It is evident from the Table that, with the use of the same coil type and the same filling, a lamp according to the first embodiment of the invention already has a considerably lower ignition voltage than a lamp without ignition aids. A lamp according to the second embodiment of the invention has an ignition voltage which is even approximately 60% lower than that of a lamp without ignition aids. The measure according to the invention accordingly leads to a reduction in the ignition voltage which is of the same order of magnitude as that of the known lamp, while nevertheless adverse effects of this measure can be easily avoided because the illumination unit need dwell in the ignition state for a comparatively short period only.

Patent Citations
Cited PatentFiling datePublication dateApplicantTitle

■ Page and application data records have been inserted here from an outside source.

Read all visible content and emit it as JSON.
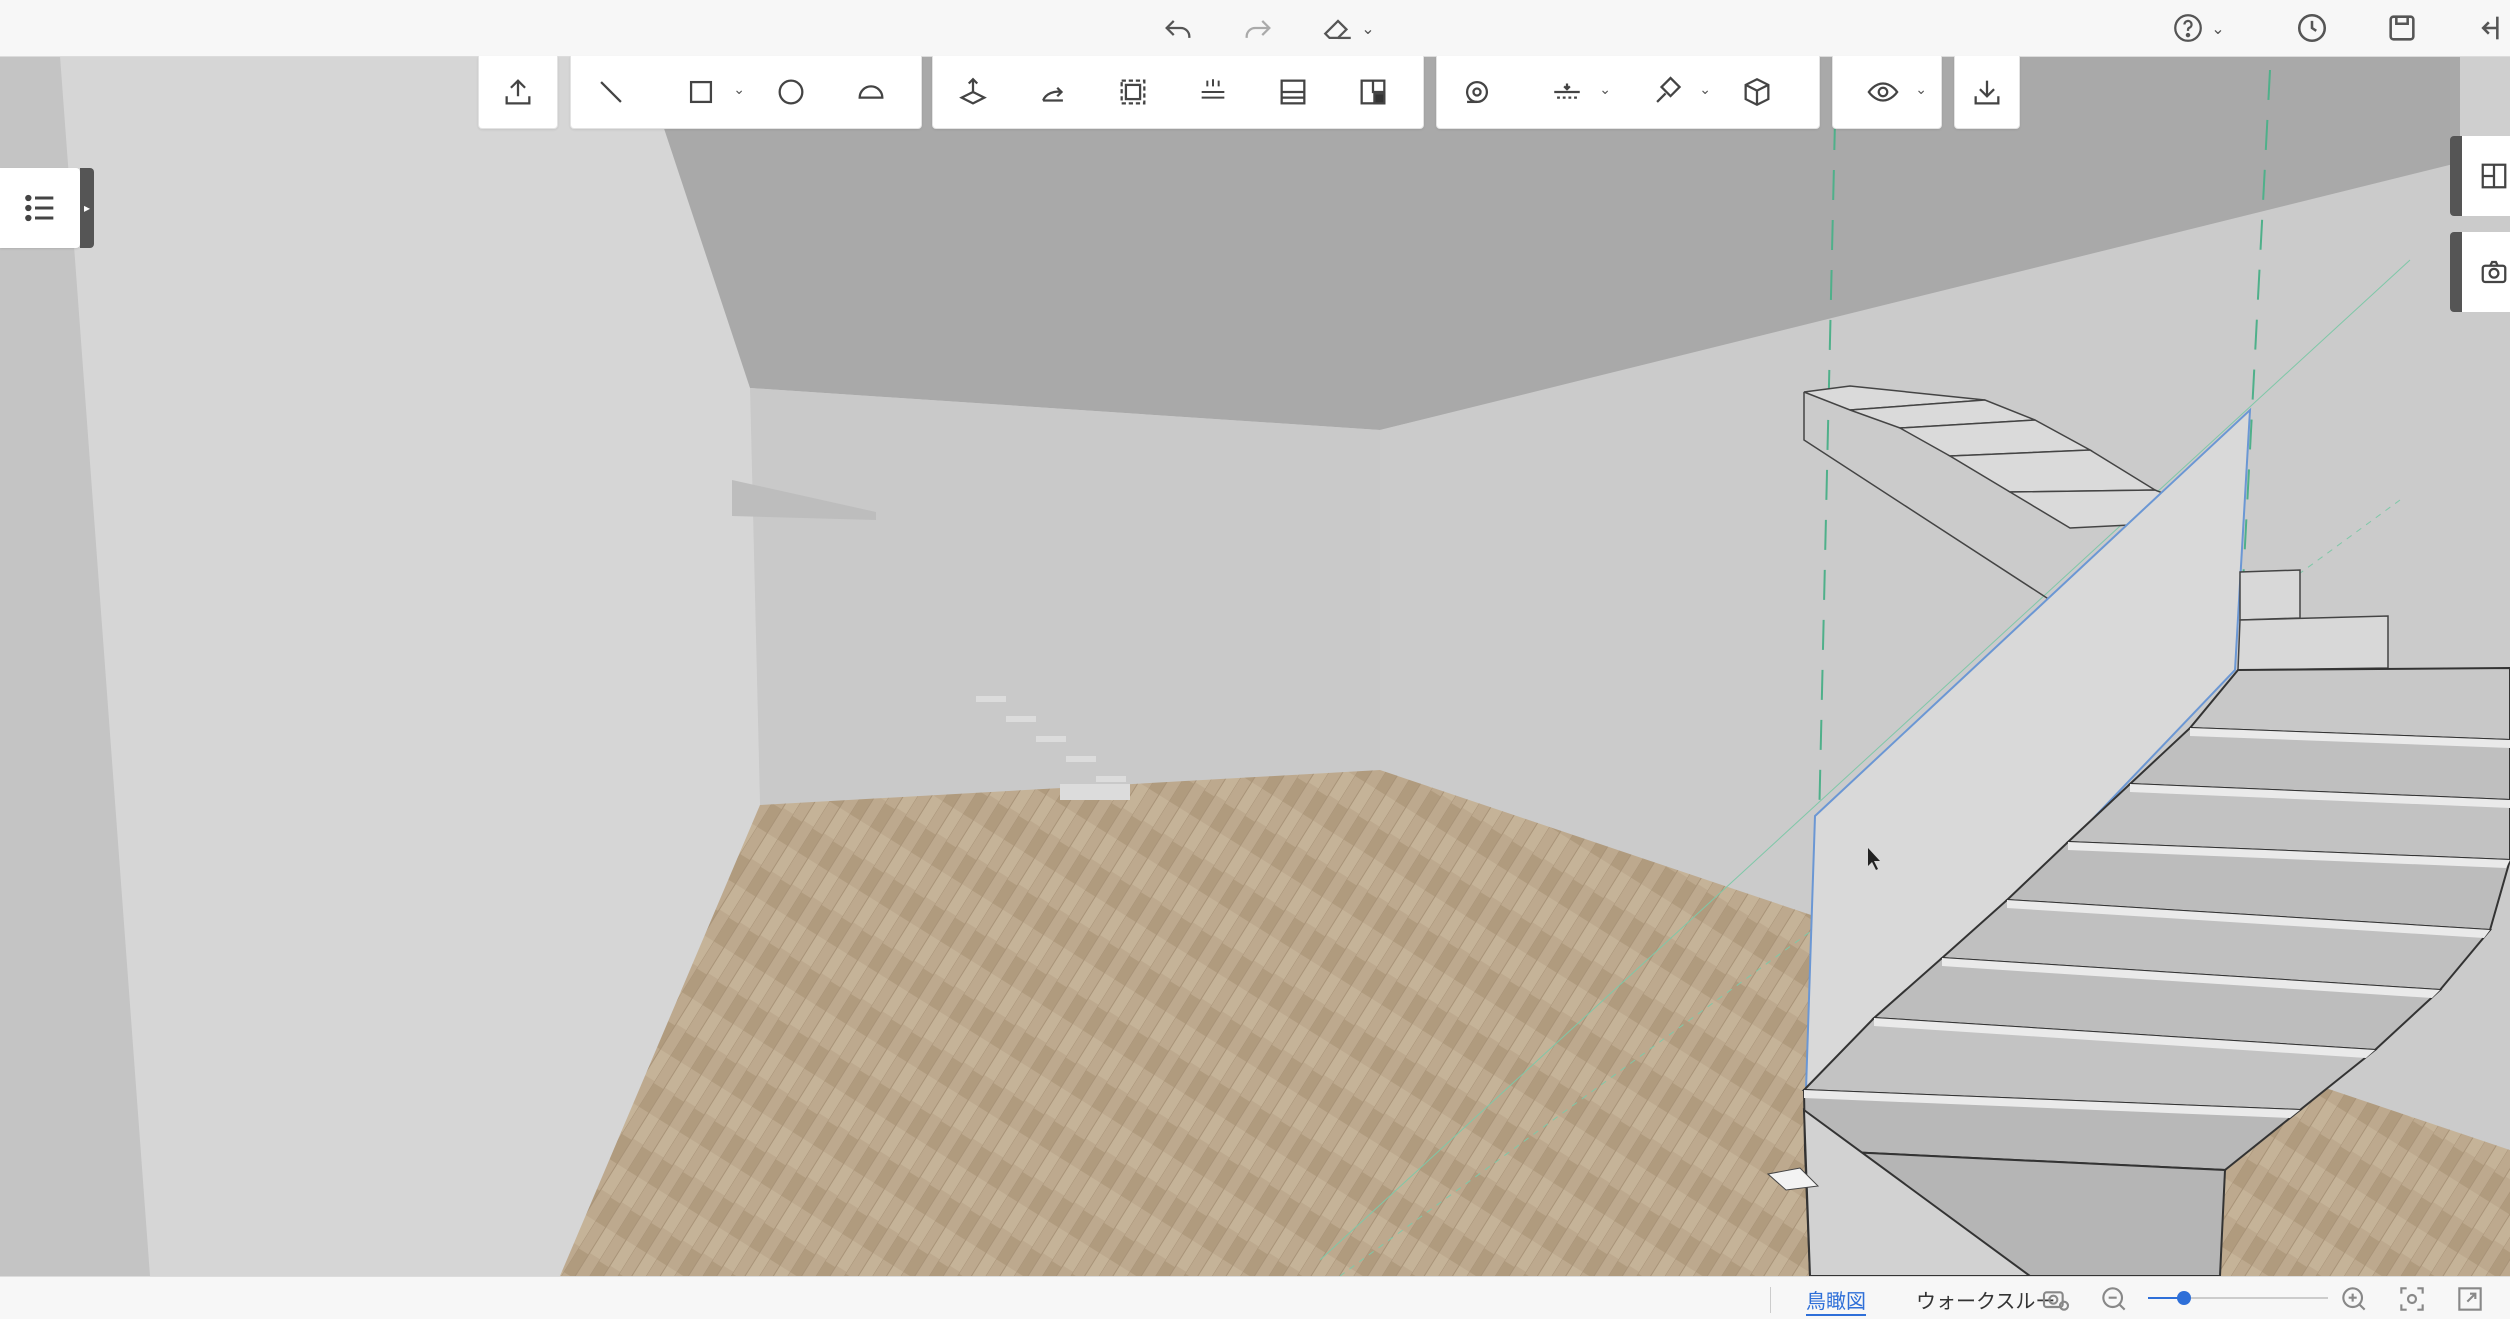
{
  "top_bar": {
    "undo_icon": "undo-icon",
    "redo_icon": "redo-icon",
    "eraser_icon": "eraser-icon",
    "help_icon": "help-icon",
    "history_icon": "clock-icon",
    "save_icon": "save-icon",
    "exit_icon": "exit-icon"
  },
  "toolbar": {
    "groups": [
      [
        "upload-icon"
      ],
      [
        "line-icon",
        "rectangle-icon",
        "circle-icon",
        "arc-icon"
      ],
      [
        "push-pull-icon",
        "rotate-icon",
        "select-area-icon",
        "grid-icon",
        "floor-plan-icon",
        "material-icon"
      ],
      [
        "tape-measure-icon",
        "section-icon",
        "paint-icon",
        "box-icon"
      ],
      [
        "eye-icon"
      ],
      [
        "download-icon"
      ]
    ]
  },
  "bottom_bar": {
    "view_tabs": [
      "鳥瞰図",
      "ウォークスルー"
    ],
    "active_view": "鳥瞰図",
    "zoom_level": 0.2
  },
  "colors": {
    "accent": "#2e6fd8",
    "floor": "#b9a58a",
    "wall": "#d4d4d4",
    "ceiling": "#aaaaaa"
  }
}
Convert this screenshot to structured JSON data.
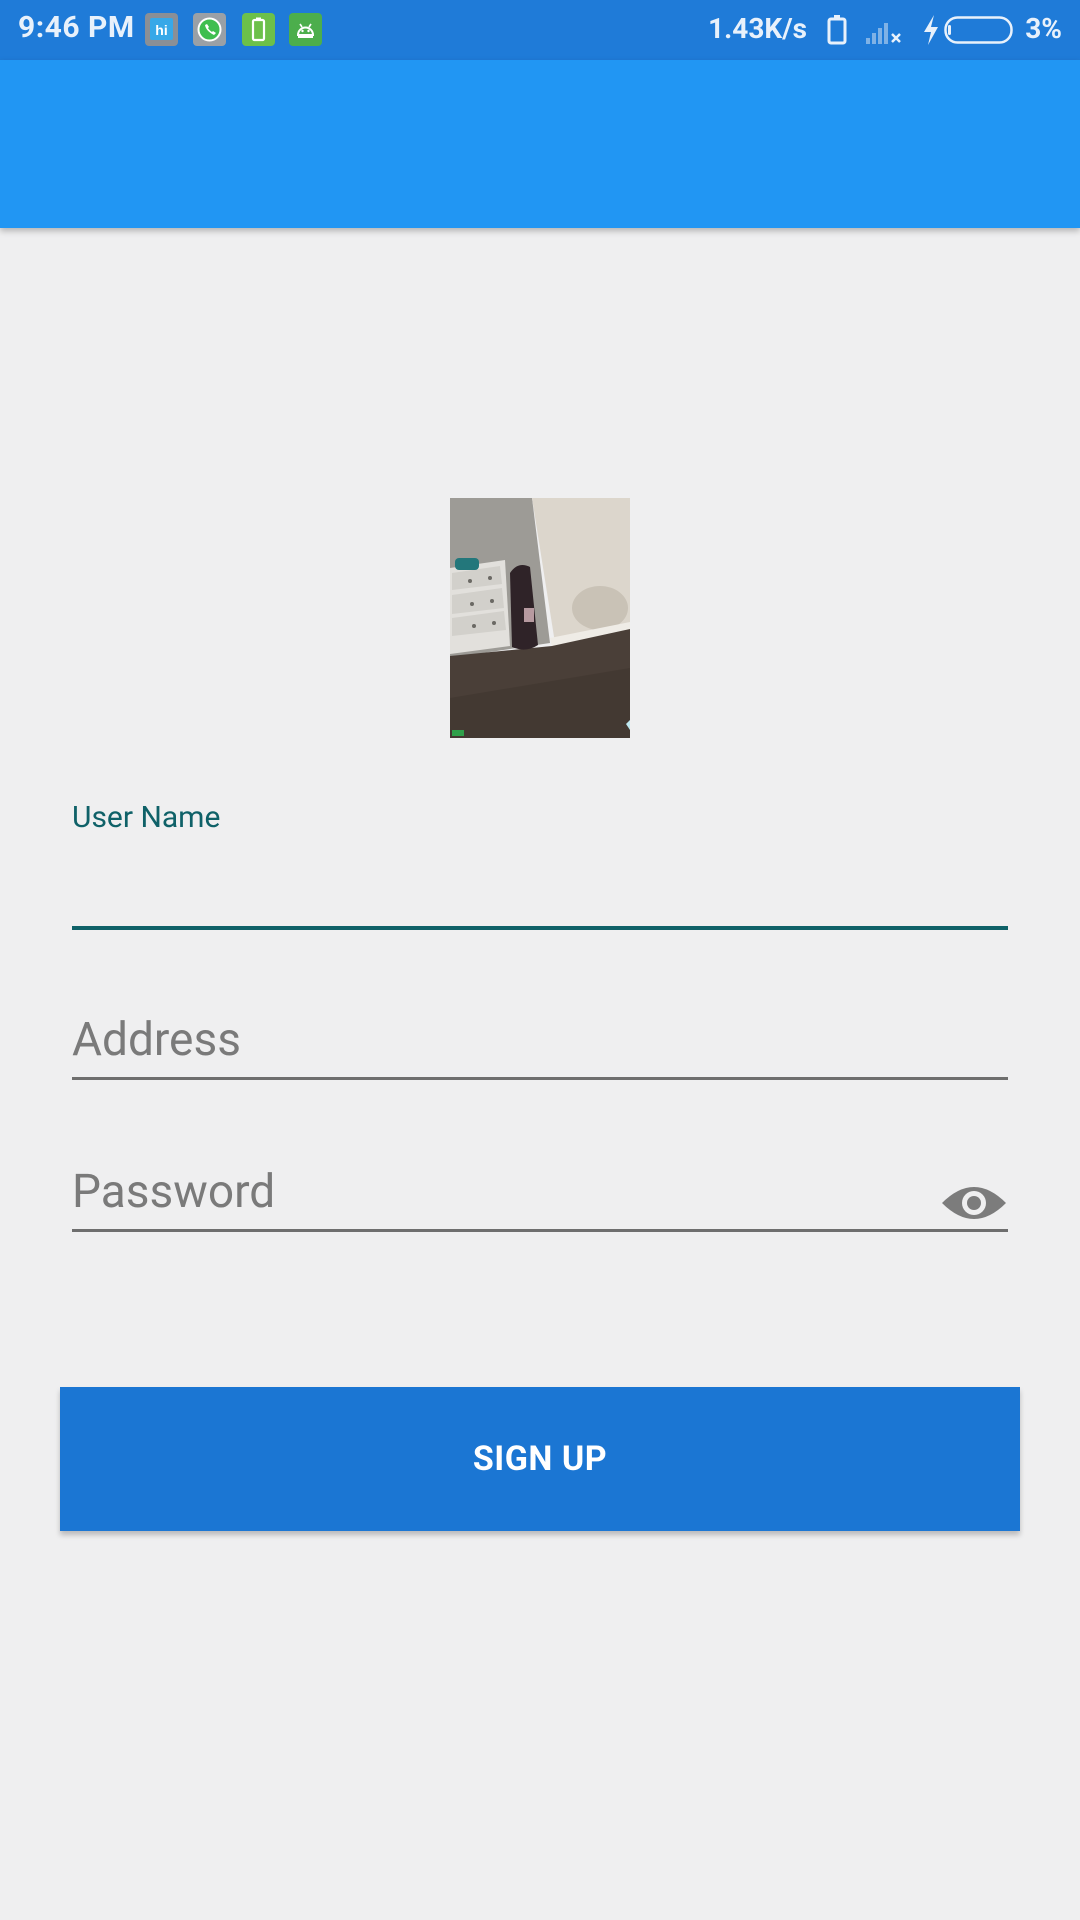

US5059868 *May 23, 1990Oct 22, 1991General Electric CompanyStarting circuit for an electrodeless high intensity discharge lamp
US5142201 *Aug 27, 1991Aug 25, 1992U.S. Philips CorporationLamp ballast circuit
US5175476 *Apr 16, 1992Dec 29, 1992General Electric CompanyMagnetically tunable starting circuit for an electrodeless high intensity discharge lamp
EP0332263A1 *Mar 3, 1989Sep 13, 1989Philips Electronics N.V.Electrodeless low-pressure discharge lamp
Referenced by
Citing PatentFiling datePublication dateApplicantTitle
US6522084 *Oct 12, 2000Feb 18, 2003Matsushita Electric Industrial Co., Ltd.Electrodeless discharge lamp operating apparatus
Classifications
U.S. Classification315/248, 315/39, 315/267, 315/344
International ClassificationF21S2/00, H01J61/56, H01J65/04, H05B41/28, H05B41/24, H01J61/54
Cooperative ClassificationH01J61/56, H05B41/2813, Y02B20/22, H01J61/544, H01J65/048, H05B41/24, H05B41/2806
European ClassificationH05B41/28S, H01J65/04A3, H05B41/28S2, H01J61/54A2, H01J61/56, H05B41/24
Legal Events
DateCodeEventDescription
Sep 20, 2005FPExpired due to failure to pay maintenance fee
Effective date: 20050722
Jul 22, 2005LAPSLapse for failure to pay maintenance fees
Feb 9, 2005REMIMaintenance fee reminder mailed
Dec 19, 2000FPAYFee payment
Year of fee payment: 4